■ Work required: From the material below, copy out each line with the word "Peinture" in it.

■ Entries shown:
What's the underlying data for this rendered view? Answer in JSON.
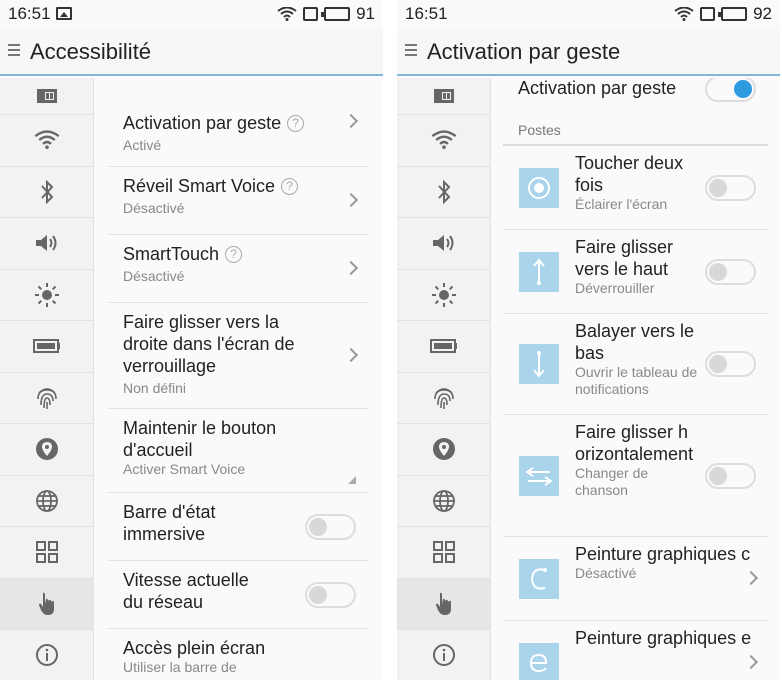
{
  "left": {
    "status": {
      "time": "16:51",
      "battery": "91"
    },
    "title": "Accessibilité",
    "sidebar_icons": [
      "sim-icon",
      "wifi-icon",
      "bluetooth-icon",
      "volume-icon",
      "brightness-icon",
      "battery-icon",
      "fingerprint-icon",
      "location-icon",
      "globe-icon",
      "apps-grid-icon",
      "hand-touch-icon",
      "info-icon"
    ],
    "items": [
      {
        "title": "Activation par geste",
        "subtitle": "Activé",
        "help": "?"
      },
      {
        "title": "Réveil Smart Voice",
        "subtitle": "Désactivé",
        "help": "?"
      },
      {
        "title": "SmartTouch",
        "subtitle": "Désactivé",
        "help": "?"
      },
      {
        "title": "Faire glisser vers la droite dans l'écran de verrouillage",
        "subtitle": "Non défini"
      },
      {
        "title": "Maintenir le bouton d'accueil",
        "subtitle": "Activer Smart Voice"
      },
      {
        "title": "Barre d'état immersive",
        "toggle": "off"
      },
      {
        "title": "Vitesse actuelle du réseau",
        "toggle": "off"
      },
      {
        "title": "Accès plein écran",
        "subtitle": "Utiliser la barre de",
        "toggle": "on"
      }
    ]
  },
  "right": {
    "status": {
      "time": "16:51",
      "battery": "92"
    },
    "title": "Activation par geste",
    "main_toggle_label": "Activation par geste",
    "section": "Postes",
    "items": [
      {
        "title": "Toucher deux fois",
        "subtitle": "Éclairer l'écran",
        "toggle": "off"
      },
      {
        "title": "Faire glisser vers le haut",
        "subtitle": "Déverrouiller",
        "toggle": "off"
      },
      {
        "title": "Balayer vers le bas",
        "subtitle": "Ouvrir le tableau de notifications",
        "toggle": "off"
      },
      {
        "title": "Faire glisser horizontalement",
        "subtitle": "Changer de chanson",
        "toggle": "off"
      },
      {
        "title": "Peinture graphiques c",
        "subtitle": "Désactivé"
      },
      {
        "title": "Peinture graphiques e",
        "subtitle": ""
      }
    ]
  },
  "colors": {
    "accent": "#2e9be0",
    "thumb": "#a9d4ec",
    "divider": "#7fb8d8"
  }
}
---
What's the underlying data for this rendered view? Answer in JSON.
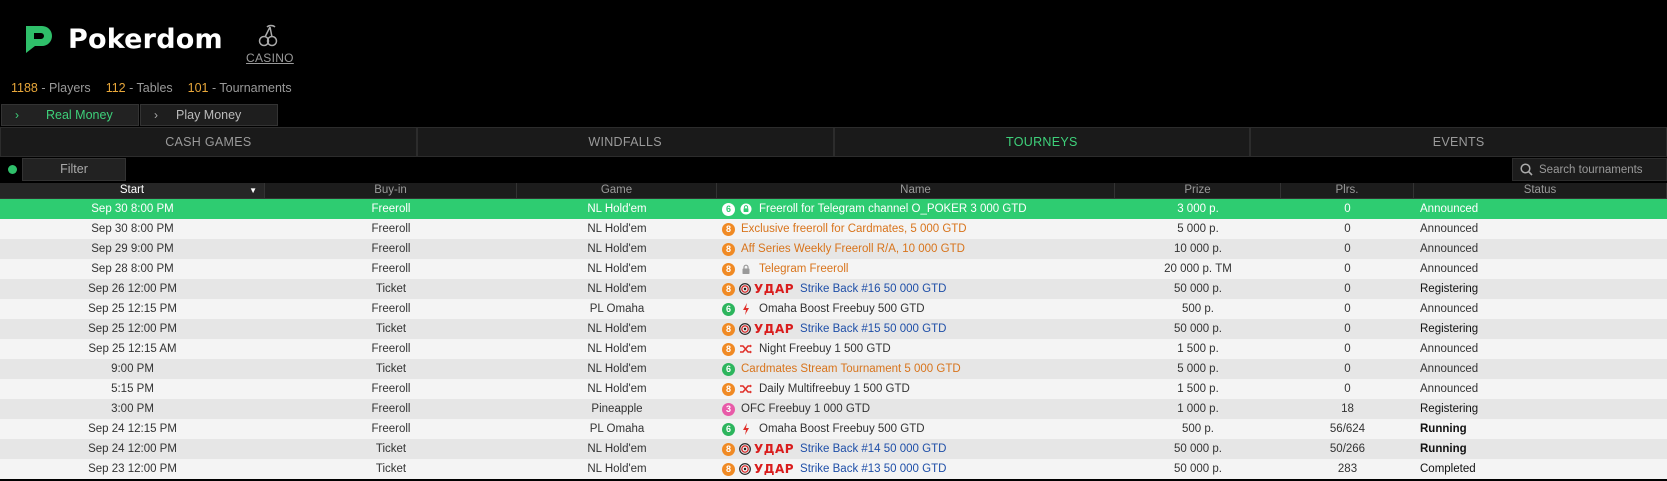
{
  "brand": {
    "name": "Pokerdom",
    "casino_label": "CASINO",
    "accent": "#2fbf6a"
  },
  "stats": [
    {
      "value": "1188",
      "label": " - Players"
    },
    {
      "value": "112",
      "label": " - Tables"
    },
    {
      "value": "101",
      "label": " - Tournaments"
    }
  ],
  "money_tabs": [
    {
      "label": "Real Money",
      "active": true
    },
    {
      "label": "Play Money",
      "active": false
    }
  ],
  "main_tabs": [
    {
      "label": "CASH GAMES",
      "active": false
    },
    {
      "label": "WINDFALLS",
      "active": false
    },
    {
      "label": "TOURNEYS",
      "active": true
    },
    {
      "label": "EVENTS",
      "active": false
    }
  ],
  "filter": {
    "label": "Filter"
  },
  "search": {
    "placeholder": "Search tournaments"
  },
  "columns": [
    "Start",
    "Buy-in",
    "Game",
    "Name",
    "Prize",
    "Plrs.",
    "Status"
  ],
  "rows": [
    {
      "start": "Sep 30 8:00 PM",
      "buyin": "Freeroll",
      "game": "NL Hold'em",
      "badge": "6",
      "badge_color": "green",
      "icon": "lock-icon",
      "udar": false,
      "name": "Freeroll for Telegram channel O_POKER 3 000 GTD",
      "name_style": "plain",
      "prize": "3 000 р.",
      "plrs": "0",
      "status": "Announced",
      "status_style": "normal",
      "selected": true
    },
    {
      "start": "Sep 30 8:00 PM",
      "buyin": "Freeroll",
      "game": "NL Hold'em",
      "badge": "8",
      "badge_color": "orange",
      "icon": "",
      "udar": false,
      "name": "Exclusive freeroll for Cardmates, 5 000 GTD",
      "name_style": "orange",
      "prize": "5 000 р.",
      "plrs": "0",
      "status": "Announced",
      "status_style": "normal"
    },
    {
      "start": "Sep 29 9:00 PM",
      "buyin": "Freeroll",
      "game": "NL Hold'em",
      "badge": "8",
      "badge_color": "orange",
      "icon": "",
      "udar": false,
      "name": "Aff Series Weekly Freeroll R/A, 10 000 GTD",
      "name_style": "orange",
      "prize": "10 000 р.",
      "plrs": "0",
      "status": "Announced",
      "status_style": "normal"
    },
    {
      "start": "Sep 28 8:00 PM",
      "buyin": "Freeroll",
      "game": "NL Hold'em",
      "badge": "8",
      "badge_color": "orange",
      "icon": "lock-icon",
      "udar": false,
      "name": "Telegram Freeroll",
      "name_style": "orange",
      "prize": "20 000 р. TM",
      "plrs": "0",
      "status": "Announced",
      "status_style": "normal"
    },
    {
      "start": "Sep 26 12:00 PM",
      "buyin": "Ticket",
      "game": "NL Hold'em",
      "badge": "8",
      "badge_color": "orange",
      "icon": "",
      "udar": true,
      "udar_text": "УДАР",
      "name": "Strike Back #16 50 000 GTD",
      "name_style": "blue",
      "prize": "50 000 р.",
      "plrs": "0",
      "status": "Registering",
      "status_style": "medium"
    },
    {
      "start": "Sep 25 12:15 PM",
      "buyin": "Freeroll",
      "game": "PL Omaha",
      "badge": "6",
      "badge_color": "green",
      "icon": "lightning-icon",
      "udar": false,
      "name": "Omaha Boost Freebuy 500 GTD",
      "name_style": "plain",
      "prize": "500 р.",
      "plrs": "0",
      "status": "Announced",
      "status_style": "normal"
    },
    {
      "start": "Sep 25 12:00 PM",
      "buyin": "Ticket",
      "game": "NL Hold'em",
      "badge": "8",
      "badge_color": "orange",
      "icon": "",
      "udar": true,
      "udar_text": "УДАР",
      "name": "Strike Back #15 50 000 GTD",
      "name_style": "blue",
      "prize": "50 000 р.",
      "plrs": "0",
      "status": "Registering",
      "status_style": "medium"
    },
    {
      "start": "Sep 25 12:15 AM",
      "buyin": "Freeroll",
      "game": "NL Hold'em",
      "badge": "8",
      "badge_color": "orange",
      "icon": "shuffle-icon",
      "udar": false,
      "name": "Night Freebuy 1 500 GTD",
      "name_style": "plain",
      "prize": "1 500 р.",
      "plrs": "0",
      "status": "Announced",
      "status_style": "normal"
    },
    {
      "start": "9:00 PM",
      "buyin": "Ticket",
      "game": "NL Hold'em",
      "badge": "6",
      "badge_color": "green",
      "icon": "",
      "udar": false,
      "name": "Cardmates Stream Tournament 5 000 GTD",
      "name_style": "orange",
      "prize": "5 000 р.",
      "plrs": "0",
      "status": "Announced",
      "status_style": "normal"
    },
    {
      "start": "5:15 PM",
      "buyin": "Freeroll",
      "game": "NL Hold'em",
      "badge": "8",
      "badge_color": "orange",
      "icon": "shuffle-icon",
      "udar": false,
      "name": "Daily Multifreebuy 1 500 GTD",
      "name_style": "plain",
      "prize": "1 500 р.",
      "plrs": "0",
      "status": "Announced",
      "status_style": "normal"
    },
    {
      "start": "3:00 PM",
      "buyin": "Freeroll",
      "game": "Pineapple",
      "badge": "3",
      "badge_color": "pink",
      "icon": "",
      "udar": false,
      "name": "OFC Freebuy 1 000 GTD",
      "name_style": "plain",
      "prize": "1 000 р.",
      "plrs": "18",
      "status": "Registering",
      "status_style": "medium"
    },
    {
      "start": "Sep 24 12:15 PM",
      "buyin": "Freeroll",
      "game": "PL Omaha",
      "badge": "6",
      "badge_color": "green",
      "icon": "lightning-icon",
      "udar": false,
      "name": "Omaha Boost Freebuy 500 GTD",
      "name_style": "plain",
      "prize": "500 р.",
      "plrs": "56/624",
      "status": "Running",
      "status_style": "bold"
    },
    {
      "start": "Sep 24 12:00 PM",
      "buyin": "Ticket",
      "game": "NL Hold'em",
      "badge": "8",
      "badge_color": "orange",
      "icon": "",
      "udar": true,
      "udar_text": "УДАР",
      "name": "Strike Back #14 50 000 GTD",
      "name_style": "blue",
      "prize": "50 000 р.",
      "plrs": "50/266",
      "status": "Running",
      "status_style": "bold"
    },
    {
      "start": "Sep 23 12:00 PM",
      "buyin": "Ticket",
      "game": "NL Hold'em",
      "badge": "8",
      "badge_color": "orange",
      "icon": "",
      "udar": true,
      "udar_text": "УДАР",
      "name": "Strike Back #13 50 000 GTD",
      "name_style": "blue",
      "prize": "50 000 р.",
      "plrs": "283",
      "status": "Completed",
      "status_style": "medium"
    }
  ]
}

■ Result of this task:
        "title": "Peinture graphiques c",
        "title": "Peinture graphiques e",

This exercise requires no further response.